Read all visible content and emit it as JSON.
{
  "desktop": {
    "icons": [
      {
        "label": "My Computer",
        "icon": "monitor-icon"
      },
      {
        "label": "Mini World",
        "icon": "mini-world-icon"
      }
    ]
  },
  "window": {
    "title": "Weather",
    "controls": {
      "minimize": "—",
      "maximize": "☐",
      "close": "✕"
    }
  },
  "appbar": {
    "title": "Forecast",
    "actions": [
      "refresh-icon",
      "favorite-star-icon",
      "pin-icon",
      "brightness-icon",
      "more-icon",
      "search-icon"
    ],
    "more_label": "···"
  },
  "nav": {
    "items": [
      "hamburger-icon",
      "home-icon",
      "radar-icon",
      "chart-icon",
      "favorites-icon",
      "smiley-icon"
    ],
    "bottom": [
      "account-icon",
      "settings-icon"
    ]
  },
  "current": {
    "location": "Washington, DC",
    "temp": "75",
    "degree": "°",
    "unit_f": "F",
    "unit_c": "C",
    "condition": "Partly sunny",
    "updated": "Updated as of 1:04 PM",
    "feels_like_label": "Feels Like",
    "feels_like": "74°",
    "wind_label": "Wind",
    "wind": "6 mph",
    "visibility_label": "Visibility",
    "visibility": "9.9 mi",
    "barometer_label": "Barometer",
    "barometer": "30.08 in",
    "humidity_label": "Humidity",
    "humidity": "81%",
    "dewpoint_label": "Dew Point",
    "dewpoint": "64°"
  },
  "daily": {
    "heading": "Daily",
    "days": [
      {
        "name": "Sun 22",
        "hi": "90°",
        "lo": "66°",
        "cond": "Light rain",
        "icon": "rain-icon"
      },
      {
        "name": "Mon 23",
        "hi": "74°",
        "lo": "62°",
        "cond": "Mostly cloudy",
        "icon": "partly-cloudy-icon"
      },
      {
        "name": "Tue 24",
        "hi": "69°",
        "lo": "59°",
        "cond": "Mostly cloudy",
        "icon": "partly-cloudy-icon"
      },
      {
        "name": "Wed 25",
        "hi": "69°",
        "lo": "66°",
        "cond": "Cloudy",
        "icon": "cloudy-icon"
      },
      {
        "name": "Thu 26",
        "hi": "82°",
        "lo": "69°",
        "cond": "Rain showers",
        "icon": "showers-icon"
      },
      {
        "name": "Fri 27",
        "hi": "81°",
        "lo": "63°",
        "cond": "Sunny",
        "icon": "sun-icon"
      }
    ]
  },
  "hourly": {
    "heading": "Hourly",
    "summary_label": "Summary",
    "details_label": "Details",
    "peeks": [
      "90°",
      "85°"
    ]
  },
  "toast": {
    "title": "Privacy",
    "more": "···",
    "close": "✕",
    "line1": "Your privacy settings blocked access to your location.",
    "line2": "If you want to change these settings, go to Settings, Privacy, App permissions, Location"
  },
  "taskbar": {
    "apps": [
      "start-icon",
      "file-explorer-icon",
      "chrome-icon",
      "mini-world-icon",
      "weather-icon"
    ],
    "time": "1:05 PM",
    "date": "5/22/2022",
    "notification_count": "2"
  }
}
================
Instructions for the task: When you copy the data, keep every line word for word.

Exercise answer:
Read all visible content and emit it as JSON.
{
  "desktop": {
    "icons": [
      {
        "label": "My Computer",
        "icon": "monitor-icon"
      },
      {
        "label": "Mini World",
        "icon": "mini-world-icon"
      }
    ]
  },
  "window": {
    "title": "Weather",
    "controls": {
      "minimize": "—",
      "maximize": "☐",
      "close": "✕"
    }
  },
  "appbar": {
    "title": "Forecast",
    "actions": [
      "refresh-icon",
      "favorite-star-icon",
      "pin-icon",
      "brightness-icon",
      "more-icon",
      "search-icon"
    ],
    "more_label": "···"
  },
  "nav": {
    "items": [
      "hamburger-icon",
      "home-icon",
      "radar-icon",
      "chart-icon",
      "favorites-icon",
      "smiley-icon"
    ],
    "bottom": [
      "account-icon",
      "settings-icon"
    ]
  },
  "current": {
    "location": "Washington, DC",
    "temp": "75",
    "degree": "°",
    "unit_f": "F",
    "unit_c": "C",
    "condition": "Partly sunny",
    "updated": "Updated as of 1:04 PM",
    "feels_like_label": "Feels Like",
    "feels_like": "74°",
    "wind_label": "Wind",
    "wind": "6 mph",
    "visibility_label": "Visibility",
    "visibility": "9.9 mi",
    "barometer_label": "Barometer",
    "barometer": "30.08 in",
    "humidity_label": "Humidity",
    "humidity": "81%",
    "dewpoint_label": "Dew Point",
    "dewpoint": "64°"
  },
  "daily": {
    "heading": "Daily",
    "days": [
      {
        "name": "Sun 22",
        "hi": "90°",
        "lo": "66°",
        "cond": "Light rain",
        "icon": "rain-icon"
      },
      {
        "name": "Mon 23",
        "hi": "74°",
        "lo": "62°",
        "cond": "Mostly cloudy",
        "icon": "partly-cloudy-icon"
      },
      {
        "name": "Tue 24",
        "hi": "69°",
        "lo": "59°",
        "cond": "Mostly cloudy",
        "icon": "partly-cloudy-icon"
      },
      {
        "name": "Wed 25",
        "hi": "69°",
        "lo": "66°",
        "cond": "Cloudy",
        "icon": "cloudy-icon"
      },
      {
        "name": "Thu 26",
        "hi": "82°",
        "lo": "69°",
        "cond": "Rain showers",
        "icon": "showers-icon"
      },
      {
        "name": "Fri 27",
        "hi": "81°",
        "lo": "63°",
        "cond": "Sunny",
        "icon": "sun-icon"
      }
    ]
  },
  "hourly": {
    "heading": "Hourly",
    "summary_label": "Summary",
    "details_label": "Details",
    "peeks": [
      "90°",
      "85°"
    ]
  },
  "toast": {
    "title": "Privacy",
    "more": "···",
    "close": "✕",
    "line1": "Your privacy settings blocked access to your location.",
    "line2": "If you want to change these settings, go to Settings, Privacy, App permissions, Location"
  },
  "taskbar": {
    "apps": [
      "start-icon",
      "file-explorer-icon",
      "chrome-icon",
      "mini-world-icon",
      "weather-icon"
    ],
    "time": "1:05 PM",
    "date": "5/22/2022",
    "notification_count": "2"
  }
}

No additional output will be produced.